» Required work
Search the entries for the word "down" and return every line where it is found.

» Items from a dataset
========================================================================
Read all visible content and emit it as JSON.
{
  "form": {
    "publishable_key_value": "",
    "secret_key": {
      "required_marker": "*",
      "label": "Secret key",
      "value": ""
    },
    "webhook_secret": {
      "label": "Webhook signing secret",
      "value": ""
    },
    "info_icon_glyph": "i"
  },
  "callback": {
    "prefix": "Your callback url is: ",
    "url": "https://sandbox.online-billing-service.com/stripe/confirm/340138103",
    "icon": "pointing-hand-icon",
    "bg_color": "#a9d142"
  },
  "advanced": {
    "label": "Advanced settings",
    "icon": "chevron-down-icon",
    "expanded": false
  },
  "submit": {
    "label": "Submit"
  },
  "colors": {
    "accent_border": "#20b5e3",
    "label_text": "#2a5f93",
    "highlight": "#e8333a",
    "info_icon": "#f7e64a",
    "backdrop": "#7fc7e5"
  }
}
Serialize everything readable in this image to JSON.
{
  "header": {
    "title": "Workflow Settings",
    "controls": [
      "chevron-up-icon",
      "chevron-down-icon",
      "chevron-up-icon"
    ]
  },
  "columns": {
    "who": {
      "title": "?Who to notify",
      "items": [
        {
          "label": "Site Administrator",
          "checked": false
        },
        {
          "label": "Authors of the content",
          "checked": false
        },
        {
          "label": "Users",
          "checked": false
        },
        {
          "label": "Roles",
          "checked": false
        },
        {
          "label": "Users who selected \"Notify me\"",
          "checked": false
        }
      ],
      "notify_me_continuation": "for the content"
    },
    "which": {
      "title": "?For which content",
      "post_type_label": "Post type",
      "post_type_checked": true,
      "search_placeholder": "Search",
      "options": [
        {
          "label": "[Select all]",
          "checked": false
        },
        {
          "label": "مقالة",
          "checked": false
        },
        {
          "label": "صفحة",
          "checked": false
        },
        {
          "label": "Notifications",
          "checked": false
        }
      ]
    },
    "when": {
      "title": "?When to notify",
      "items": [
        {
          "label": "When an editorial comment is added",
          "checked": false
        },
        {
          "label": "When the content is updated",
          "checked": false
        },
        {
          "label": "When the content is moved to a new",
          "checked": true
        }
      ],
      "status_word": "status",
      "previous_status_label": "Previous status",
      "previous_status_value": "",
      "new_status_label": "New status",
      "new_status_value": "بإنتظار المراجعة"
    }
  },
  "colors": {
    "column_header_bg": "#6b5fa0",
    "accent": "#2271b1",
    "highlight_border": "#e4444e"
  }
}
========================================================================
» Exercise answer
    "icon": "chevron-down-icon",
      "chevron-down-icon",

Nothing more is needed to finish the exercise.